Health Gains and Financial Risk Protection Provided by the Ethiopian Mental Health Strategy

Authors: Kjell Arne Johansson, Kristen Bjerkreim Strand, Abebaw Fekadu, Dan Chisholm



Background: Mental and neurological (MN) health care has long been neglected in low-income settings. This paper estimates health and non-health impacts of fully publicly financed care for selected key interventions in the National Mental Health Strategy in Ethiopia for depression, bipolar disorder, schizophrenia and epilepsy.
Methods: A methodology of extended cost-effectiveness analysis (ECEA) is applied to a parent contextualized cost-effectiveness analysis of MN health care in Ethiopia. Impact of providing a package of selected MN interventions free of charge in Ethiopia is estimated for: epilepsy (75% coverage, phenobarbital), depression (30% coverage, fluoxetine, cognitive therapy and proactive
case management), bipolar affective disorder (50% coverage, valproate and psychosocial therapy), and schizophrenia (75% coverage, haloperidol plus psychosocial treatment). Multiple outcomes are estimated and disaggregated across wealth quintiles: (1) healthy-life-years (HALYs) gained; (2) household out-of-pocket (OOP) expenditures averted; (3) expected financial risk protection (FRP); and (4) productivity impact.
Results: The MN package is expected to cost US$177 million and avert 155,000 HALYs (epilepsy US$37m and 64,500 HALYs; depression US$65m and 61,300 HALYs; bipolar disorder US$44m and 20,300 HALYs; and schizophrenia US$31m and 8,900 HALYs) annually. Health benefits would be concentrated among the poorest groups for all interventions. Universal public finance averts little household OOP expenditures and provides minimal FRP because of the low current utilization of these MN services in Ethiopia. A 78% overall rate of return to investment is expected from depression treatment in Ethiopia due to productivity gains (equals to US$50.7m annually).
Conclusions: The total MN package in Ethiopia is estimated to cost equivalent to US$1.8 per capita and yields large progressive health benefits. The expected productivity gain is substantially higher than the expected FRP. The ECEA approach seems to fit well with the current policy challenges and captures important equity concerns of scaling up MN programs.

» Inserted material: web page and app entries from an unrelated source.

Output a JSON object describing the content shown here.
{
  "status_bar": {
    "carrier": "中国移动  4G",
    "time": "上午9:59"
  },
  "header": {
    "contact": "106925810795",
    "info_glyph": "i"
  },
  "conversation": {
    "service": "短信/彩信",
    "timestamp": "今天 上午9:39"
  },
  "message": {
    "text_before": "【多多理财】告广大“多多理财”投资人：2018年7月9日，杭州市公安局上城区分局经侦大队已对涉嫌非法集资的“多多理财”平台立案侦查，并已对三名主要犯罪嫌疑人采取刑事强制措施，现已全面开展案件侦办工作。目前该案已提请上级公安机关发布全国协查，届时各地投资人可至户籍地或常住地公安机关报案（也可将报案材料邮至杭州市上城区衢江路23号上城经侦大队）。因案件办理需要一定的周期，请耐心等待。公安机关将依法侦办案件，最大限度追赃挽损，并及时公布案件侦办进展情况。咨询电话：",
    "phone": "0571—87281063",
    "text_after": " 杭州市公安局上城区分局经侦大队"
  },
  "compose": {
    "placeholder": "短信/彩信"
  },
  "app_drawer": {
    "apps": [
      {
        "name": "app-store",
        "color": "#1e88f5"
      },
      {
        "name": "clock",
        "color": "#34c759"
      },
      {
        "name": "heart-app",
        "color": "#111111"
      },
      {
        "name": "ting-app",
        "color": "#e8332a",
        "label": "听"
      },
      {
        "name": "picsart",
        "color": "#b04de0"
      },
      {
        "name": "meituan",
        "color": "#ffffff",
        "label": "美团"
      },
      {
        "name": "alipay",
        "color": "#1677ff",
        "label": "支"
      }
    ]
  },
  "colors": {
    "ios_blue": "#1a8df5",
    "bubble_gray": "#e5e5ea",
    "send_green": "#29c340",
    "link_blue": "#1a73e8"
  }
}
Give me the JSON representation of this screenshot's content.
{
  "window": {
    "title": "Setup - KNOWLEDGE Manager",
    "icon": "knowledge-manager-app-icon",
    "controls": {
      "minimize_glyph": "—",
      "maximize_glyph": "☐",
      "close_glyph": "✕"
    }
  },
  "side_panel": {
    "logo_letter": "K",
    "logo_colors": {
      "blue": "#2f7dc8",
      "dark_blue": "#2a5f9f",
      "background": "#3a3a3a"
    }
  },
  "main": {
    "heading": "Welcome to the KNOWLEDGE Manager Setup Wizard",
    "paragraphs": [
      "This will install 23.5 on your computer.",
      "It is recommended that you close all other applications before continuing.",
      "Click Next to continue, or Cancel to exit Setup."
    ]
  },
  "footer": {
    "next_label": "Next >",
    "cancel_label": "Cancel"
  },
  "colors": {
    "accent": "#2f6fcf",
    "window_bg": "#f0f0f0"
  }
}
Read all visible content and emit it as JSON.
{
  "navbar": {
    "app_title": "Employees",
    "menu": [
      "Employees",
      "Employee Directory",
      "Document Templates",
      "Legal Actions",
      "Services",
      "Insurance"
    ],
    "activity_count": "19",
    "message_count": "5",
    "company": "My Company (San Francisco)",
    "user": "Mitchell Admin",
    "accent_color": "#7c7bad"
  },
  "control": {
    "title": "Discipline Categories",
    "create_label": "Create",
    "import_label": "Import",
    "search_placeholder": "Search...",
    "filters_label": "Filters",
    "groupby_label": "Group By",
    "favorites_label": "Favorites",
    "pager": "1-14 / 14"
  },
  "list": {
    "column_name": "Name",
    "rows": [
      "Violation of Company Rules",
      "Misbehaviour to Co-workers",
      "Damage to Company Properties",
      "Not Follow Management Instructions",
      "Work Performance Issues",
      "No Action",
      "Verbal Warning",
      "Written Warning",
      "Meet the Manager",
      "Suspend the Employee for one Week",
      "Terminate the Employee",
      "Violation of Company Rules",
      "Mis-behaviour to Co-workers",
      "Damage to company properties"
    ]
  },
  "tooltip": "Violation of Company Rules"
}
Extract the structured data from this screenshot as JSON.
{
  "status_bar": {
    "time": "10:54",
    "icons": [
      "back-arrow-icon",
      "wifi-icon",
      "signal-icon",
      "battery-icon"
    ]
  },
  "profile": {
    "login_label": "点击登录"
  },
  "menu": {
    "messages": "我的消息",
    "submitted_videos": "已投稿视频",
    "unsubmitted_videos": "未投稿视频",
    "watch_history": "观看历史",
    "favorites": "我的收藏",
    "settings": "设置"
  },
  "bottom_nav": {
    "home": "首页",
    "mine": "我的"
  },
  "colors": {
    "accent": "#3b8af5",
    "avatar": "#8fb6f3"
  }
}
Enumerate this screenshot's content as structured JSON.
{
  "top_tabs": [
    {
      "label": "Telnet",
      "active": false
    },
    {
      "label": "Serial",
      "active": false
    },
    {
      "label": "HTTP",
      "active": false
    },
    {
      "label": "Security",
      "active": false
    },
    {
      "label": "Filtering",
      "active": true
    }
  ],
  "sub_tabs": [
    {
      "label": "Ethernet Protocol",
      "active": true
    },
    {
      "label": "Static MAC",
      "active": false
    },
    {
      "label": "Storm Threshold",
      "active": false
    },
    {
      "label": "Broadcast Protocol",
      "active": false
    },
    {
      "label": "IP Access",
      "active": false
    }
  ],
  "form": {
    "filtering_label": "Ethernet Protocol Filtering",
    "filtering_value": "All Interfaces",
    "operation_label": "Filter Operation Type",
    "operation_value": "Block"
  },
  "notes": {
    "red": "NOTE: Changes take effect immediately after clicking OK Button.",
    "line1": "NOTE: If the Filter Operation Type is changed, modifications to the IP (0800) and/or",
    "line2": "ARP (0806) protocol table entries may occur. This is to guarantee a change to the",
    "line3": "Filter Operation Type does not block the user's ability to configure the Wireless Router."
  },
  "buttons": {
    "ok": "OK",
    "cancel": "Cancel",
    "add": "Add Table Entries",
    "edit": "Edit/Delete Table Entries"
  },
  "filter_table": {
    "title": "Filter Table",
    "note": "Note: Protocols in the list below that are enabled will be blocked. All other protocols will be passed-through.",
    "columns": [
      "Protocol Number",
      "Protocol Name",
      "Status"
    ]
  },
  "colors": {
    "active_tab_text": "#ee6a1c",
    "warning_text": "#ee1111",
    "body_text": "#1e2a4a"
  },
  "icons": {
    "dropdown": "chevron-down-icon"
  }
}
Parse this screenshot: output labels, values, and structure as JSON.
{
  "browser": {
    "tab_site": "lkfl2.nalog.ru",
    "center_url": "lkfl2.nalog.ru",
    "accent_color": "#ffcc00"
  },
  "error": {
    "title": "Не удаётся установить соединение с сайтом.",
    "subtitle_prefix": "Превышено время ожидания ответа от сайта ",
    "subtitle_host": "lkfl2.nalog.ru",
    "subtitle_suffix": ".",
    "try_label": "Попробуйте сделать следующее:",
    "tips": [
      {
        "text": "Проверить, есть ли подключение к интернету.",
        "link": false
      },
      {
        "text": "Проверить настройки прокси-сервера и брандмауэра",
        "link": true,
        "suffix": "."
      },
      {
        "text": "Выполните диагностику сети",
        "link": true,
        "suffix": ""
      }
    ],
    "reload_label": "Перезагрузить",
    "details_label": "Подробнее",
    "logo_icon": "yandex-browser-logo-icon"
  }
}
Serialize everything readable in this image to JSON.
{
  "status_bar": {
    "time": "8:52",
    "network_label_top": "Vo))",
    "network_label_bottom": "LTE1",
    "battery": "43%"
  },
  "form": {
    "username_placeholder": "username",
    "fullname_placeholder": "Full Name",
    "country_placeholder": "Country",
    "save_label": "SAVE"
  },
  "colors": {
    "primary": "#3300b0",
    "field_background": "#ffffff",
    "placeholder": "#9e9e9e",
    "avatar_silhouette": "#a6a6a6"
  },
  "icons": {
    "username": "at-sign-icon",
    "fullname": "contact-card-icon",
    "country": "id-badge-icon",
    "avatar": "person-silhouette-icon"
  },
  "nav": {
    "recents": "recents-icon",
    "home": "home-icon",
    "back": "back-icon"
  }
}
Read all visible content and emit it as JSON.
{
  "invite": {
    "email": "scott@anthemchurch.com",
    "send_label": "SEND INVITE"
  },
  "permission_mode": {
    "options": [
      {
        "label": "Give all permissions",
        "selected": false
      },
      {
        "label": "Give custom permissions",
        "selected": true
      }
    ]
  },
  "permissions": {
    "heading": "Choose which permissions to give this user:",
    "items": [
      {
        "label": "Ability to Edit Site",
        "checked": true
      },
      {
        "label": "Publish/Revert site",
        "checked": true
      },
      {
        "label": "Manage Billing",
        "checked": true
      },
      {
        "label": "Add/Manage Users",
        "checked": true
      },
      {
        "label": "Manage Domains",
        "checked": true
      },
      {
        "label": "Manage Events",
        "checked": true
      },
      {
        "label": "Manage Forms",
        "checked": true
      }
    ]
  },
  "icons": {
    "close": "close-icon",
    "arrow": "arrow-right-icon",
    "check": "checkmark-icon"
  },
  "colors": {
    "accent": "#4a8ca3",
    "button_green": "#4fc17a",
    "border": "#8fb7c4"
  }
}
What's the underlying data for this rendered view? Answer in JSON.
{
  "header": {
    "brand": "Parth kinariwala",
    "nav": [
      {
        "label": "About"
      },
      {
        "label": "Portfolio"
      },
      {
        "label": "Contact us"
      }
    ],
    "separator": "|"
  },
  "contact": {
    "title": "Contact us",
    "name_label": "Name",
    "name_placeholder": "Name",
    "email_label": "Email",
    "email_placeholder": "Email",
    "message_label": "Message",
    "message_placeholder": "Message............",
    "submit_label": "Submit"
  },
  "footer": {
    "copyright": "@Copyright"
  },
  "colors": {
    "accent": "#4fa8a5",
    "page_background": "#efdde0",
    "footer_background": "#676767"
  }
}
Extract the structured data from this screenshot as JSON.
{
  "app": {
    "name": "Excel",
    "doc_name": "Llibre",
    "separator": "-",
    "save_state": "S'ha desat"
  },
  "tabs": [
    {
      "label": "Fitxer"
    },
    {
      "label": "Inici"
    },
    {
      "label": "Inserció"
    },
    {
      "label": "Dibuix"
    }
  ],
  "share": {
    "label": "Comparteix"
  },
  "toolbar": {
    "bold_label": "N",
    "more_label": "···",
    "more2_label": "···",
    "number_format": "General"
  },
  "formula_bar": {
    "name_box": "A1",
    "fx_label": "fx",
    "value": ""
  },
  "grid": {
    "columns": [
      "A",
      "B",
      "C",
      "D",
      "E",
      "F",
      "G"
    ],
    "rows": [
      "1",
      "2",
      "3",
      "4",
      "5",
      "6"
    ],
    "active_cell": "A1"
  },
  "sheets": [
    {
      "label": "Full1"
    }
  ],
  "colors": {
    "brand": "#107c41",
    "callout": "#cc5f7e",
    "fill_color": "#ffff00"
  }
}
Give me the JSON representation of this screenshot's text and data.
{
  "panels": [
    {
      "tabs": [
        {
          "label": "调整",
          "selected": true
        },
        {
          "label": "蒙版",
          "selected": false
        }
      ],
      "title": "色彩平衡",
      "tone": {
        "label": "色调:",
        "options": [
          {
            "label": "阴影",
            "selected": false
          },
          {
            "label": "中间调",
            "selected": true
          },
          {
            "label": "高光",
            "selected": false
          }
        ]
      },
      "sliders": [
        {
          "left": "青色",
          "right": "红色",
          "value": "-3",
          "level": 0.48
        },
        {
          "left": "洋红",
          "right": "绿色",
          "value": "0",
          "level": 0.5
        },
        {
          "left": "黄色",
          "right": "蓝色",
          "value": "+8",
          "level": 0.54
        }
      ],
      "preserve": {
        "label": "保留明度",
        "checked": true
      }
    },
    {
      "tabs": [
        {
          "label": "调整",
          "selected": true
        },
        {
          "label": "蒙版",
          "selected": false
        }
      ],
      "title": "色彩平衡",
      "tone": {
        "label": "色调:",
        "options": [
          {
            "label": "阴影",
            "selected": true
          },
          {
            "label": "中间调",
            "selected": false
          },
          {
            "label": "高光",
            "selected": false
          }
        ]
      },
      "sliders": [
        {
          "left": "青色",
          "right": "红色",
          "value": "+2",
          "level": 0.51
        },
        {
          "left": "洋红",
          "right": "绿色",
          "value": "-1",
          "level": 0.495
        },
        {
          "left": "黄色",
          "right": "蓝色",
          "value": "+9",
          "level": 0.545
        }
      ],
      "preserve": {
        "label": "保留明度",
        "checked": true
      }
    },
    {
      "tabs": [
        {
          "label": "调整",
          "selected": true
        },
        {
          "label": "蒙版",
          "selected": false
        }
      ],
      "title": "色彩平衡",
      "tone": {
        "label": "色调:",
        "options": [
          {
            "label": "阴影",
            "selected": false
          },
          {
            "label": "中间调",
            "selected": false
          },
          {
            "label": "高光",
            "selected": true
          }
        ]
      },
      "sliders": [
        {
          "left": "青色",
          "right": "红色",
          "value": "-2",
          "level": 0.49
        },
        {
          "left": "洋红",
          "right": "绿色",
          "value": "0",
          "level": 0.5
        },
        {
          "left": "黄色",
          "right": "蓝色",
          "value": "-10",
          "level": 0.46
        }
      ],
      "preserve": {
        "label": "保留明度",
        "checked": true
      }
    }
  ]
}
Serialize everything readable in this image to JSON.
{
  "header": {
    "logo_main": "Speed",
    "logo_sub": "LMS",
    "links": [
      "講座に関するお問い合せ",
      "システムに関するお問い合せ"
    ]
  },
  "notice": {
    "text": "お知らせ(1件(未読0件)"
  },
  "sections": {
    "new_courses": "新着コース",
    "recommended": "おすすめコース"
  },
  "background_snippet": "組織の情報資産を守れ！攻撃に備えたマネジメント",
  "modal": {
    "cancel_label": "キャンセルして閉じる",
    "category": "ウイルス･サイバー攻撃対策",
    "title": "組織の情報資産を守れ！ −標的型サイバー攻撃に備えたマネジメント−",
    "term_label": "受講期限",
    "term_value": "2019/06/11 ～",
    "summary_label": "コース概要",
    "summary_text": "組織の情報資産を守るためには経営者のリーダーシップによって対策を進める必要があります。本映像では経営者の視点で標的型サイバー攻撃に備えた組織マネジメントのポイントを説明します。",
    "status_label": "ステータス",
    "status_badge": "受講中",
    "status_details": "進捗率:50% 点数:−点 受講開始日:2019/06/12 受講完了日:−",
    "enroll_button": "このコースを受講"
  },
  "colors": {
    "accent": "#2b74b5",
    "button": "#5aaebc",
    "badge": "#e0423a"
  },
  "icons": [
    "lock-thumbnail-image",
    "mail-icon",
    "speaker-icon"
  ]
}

Johansson KA, Strand KB, Fekadu A, Chisholm D. 2015. Health Gains and Financial Risk Protection Provided by the Ethiopian Mental Health Strategy. DCP3 Working Paper Series. No 16.